Neil Island is a small island (13.7 km²) in southern Andamans. Despite its small size, the island has an immense amount to offer divers of all experience levels. The most popular sites are Margherita’s Mischief (suitable for all level, calm and crystal waters, sights include Pufferfish, Dugongs, Blue-spotted stingrays, and Yellow Snappers), K Rock (perfect for all levels, a huge volcanic rock that is home to Butterflyfish, Sweetlips, Soldierfish, and Snappers), Bus Stop (suitable for all levels, has a sandy bottom with small reefs). Among others, Port Blair also has diving sites but they tend to be more crowded.
Chidiya Tapu is another amazing dive site not far from Port Blair.
Although dive sites in the Andamans are accessible all year long, January to May is when the seas are the calmest and visibility the highest. Diving during September to November is fantastic due to the biomass and spawning that occurs on the reef however, the winds are still strong enough to cause dives further out in the sea to get cancelled. Scuba diving in the Andamans has something to offer for everyone!

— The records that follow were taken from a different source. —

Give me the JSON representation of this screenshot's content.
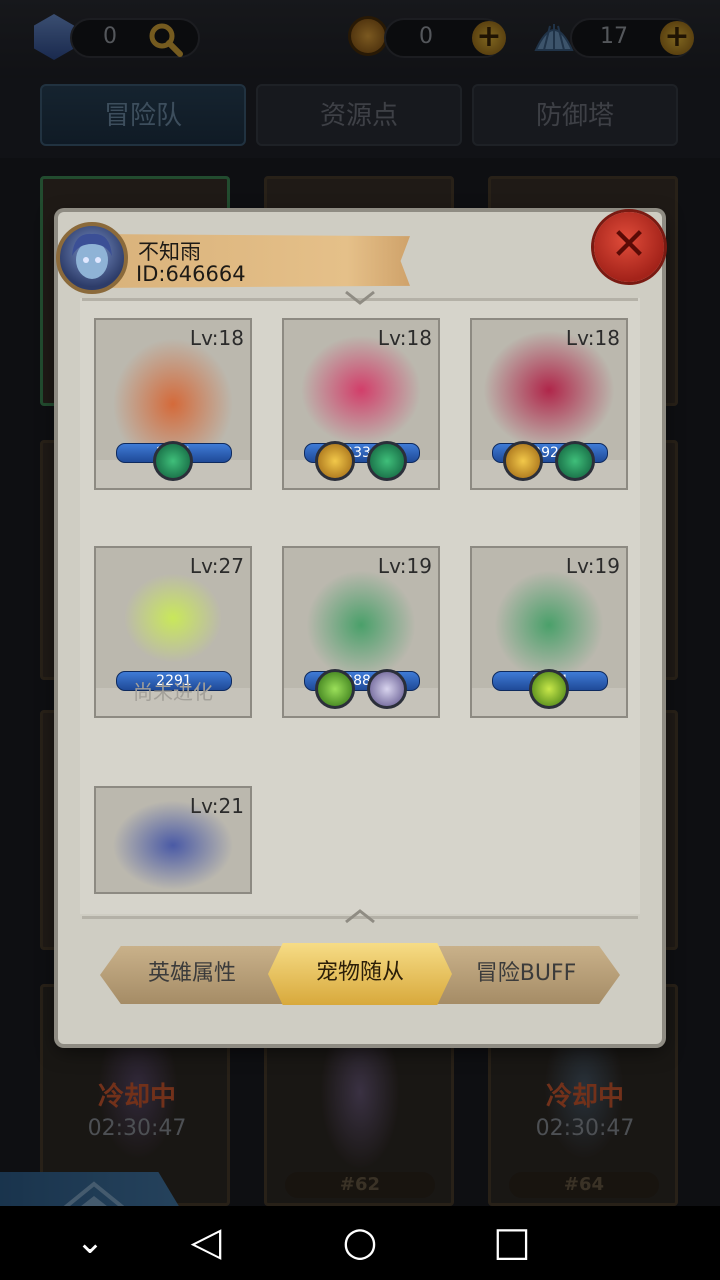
{
  "top": {
    "gem_count": "0",
    "coin_count": "0",
    "shell_count": "17",
    "plus_label": "+"
  },
  "tabs": [
    {
      "label": "冒险队",
      "active": true
    },
    {
      "label": "资源点",
      "active": false
    },
    {
      "label": "防御塔",
      "active": false
    }
  ],
  "background_slots": [
    {
      "status": "冷却中",
      "timer": "02:30:47",
      "slot": ""
    },
    {
      "status": "",
      "timer": "",
      "slot": "#62"
    },
    {
      "status": "冷却中",
      "timer": "02:30:47",
      "slot": "#64"
    }
  ],
  "modal": {
    "player_name": "不知雨",
    "player_id": "ID:646664",
    "close_label": "✕",
    "pets": [
      {
        "level": "Lv:18",
        "power": "2231",
        "badges": [
          "green-feather"
        ],
        "art": "dwarf"
      },
      {
        "level": "Lv:18",
        "power": "2330",
        "badges": [
          "gold-hammer",
          "green-feather"
        ],
        "art": "sorceress"
      },
      {
        "level": "Lv:18",
        "power": "2928",
        "badges": [
          "gold-hammer",
          "green-feather"
        ],
        "art": "beetle"
      },
      {
        "level": "Lv:27",
        "power": "2291",
        "badges": [],
        "evolve_text": "尚未进化",
        "art": "flag"
      },
      {
        "level": "Lv:19",
        "power": "2884",
        "badges": [
          "green-cross",
          "purple-crown"
        ],
        "art": "goblin"
      },
      {
        "level": "Lv:19",
        "power": "3374",
        "badges": [
          "green-amulet"
        ],
        "art": "goblin"
      },
      {
        "level": "Lv:21",
        "power": "",
        "badges": [],
        "art": "serpent"
      }
    ],
    "bottom_tabs": [
      {
        "label": "英雄属性",
        "active": false
      },
      {
        "label": "宠物随从",
        "active": true
      },
      {
        "label": "冒险BUFF",
        "active": false
      }
    ]
  },
  "nav": {
    "back": "◁",
    "home": "○",
    "recent": "□",
    "down": "⌄"
  },
  "colors": {
    "accent_gold": "#e3b94a",
    "power_bar": "#2f66c4",
    "close_red": "#c3352a",
    "cooldown": "#cf5a31"
  }
}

5) Glass-Bottom Boat Ride
A postcard-worthy island, Jolly Buoy is just off the coast of Port Blair and accessible by boat from Wandoor beach dock. The white sand is comfortingly warm and the crystal waters wave invitingly. A glass bottom boat is used to get to the shore of Jolly Buoy. Jolly Buoy Island, and the neighboring Red Skin Island, is a part of the Mahatma Gandhi National Park and is therefore protected well – allowing the native species to thrive without much human interference – and making the surroundings even more beautiful.
The glass bottom boat allows visitors to witness the wonder beneath their feet. Zebra fish darting through the multi-colored corals, some even witness schools of fish weaving through the coral and other aquatic flora. The Shore of Jolly Buoy Island is extremely clean – littered only with the dry, twisted trunks of trees. Fringed by a dense forest, the island is a strictly no plastic and no littering zone – enforced well by the authorities.
Jolly Buoy Island is closed for six months from May to November. Given its protected status, a forest permit is required to visit along with the ticket. Valid photo ID must be carried for this. It is recommended that visitors carry their own food and drink as the island doesn’t have any such accommodations.